Thursday, September 8, 2011

School Counseling for September 12th

By Patrick O'Connor

The tenth anniversary of the tragic events of September 11, 2001 seems to be everywhere.  Talk shows are devoting the entire week to interviews and remembrances of those who were lost in the attacks.  Teacher Web sites are bursting at the seams with lesson plans for students of all ages.  With the day falling on a Sunday, the road side signs of churches promise sermon after sermon devoted to the context of the day from a larger view.

It would be easy enough to assume these activities won’t stir the memories of our students, or impact their daily lives.  This year’s high school seniors were seven years old the day the planes landed in New YorkWashington DC, and Pennsylvania, and the sixth graders of 2011 were barely walking in 2001.  Combined with the excitement of starting the school year, getting used to a new school, and applying for college, it would be an honest mistake to think the students aren’t touched by the events or memories of that day, and won’t pay much attention to the events of this weekend.

But it would still be a mistake.

Students may not have vivid memories of what happened ten years ago, but their parents will—and given the dynamics of that Tuesday morning and all that has happened in between, it’s understandable if parents aren’t able to be as objective as they usually would be when explaining complex issues to their children.

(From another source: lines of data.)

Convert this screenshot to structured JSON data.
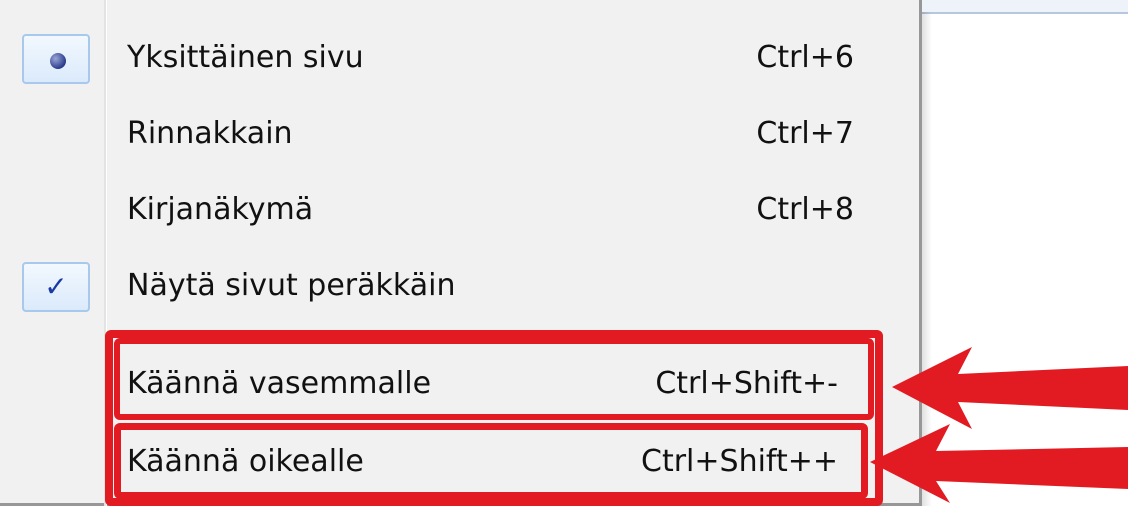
{
  "menu": {
    "items": [
      {
        "label": "Yksittäinen sivu",
        "shortcut": "Ctrl+6",
        "state": "radio-selected"
      },
      {
        "label": "Rinnakkain",
        "shortcut": "Ctrl+7",
        "state": "none"
      },
      {
        "label": "Kirjanäkymä",
        "shortcut": "Ctrl+8",
        "state": "none"
      },
      {
        "label": "Näytä sivut peräkkäin",
        "shortcut": "",
        "state": "checked"
      },
      {
        "label": "Käännä vasemmalle",
        "shortcut": "Ctrl+Shift+-",
        "state": "highlighted"
      },
      {
        "label": "Käännä oikealle",
        "shortcut": "Ctrl+Shift++",
        "state": "highlighted"
      }
    ]
  },
  "icons": {
    "radio": "radio-dot-icon",
    "check": "checkmark-icon",
    "arrow": "red-arrow-icon"
  },
  "colors": {
    "highlight": "#e21b22",
    "menu_bg": "#f1f1f1",
    "check_box_border": "#a8c8ec",
    "check_mark": "#1c3aa4"
  }
}
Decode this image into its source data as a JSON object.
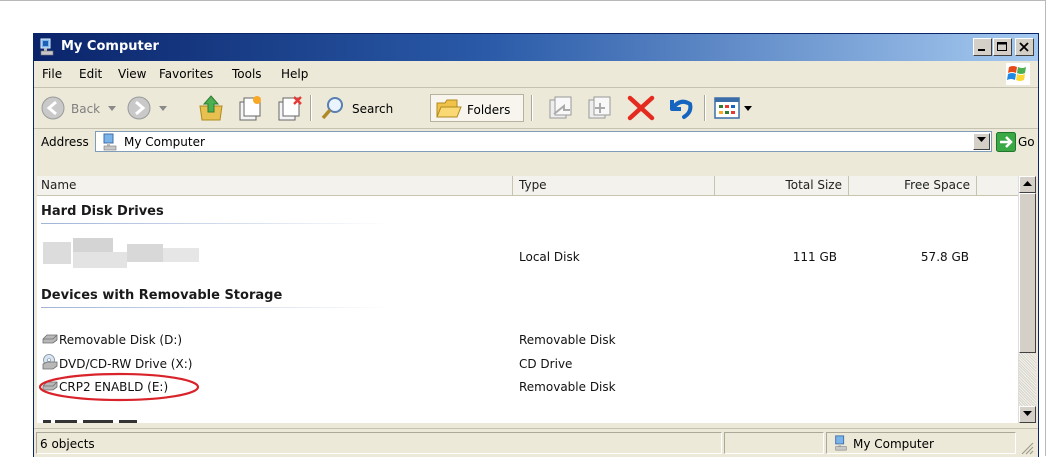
{
  "window": {
    "title": "My Computer"
  },
  "menu": {
    "items": [
      "File",
      "Edit",
      "View",
      "Favorites",
      "Tools",
      "Help"
    ]
  },
  "toolbar": {
    "back_label": "Back",
    "search_label": "Search",
    "folders_label": "Folders"
  },
  "address": {
    "label": "Address",
    "value": "My Computer",
    "go_label": "Go"
  },
  "columns": {
    "name": "Name",
    "type": "Type",
    "total_size": "Total Size",
    "free_space": "Free Space"
  },
  "groups": {
    "hard_disk": {
      "title": "Hard Disk Drives",
      "items": [
        {
          "name": "",
          "type": "Local Disk",
          "total_size": "111 GB",
          "free_space": "57.8 GB"
        }
      ]
    },
    "removable": {
      "title": "Devices with Removable Storage",
      "items": [
        {
          "name": "Removable Disk (D:)",
          "type": "Removable Disk",
          "icon": "drive-icon"
        },
        {
          "name": "DVD/CD-RW Drive (X:)",
          "type": "CD Drive",
          "icon": "cd-drive-icon"
        },
        {
          "name": "CRP2 ENABLD (E:)",
          "type": "Removable Disk",
          "icon": "drive-icon",
          "highlighted": true
        }
      ]
    }
  },
  "status": {
    "left": "6 objects",
    "right": "My Computer"
  },
  "colors": {
    "title_start": "#0a246a",
    "title_end": "#a6caf0",
    "highlight": "#d9232a",
    "chrome": "#ece9d8"
  }
}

At the same time, some high school students may have very vivid memories of that day.  Their memory of the event may not be clear, but it’s likely they will remember some of what happened, and exactly where they were.  How many baby boomers will begin their discussion of the day John Kennedy was shot with “I was seven, and it was the end of lunch period at school…?”  Why would we expect dimmer memories of 9/11 from their much more tech-savvy children or grandchildren?

Some children may indeed not be impacted at all by the events of this weekend, but as is the case with all good counseling, the best plan is to have a plan.  If you haven’t already done so, take a minute to put together some tips for parents on how they should talk with their children about 9/11, and how to be prepared if the guest speaker in the church, synagogue, or mosque surrenders to the emotions of the moment. It’s not too late to send out a last-minute e-mail with this information, and many parents will thank you for it (a Google search of “talking to your children about 9/11” yields some mighty fine resources.)

Remind parents of the importance of monitoring TV and computer time this weekend.  It’s always a good idea to keep technology in check, but all of the commemorative events being broadcast can quickly turn an interest in history into an obsession with security.

Give parents the skills and words to use to make sure their children end the weekend with as strong a sense of safety as possible.  That is always a nuanced task, but parents will welcome any ideas you can lend, as long as they are presented as options, not recipes or dictums. Support their innate abilities to know how to love their children, and all will go well.

Finally, be prepared for business as un-usual September 12.  It’s unlikely any students will walk up to you and say “I’m having some real concerns about 9/11”, but there’s always a chance one or two may have a concern that is being acted out at school instead of being asked in your office. A gentle reminder to your colleagues that you (or someone else) has a fairly open calendar on Monday, combined with a little CWA—Counseling by Wandering Around—can reassure students and faculty alike that a listening ear and helping hand awaits, should the need arise.

This is indeed a busy time, with students starting new years and building bright futures.  Those plans need not be dimmed as our nation takes an appropriate pause this weekend to look at what has passed.  With the right words and an open office door, we can show our students how to do both with poise, respect, and an egoless sense of self.

As a modest effort to honor those lost in the 9/11 attacks, all proceeds from any copy of College is Yours 2.0 purchased during 9/11 weekend will be donated to the Twin Towers Orphan Fund, devoted to supporting the educational and healthcare needs of the children who lost one or more parents in the 2001 attacks.  More information can be found under the Weekly Column at<>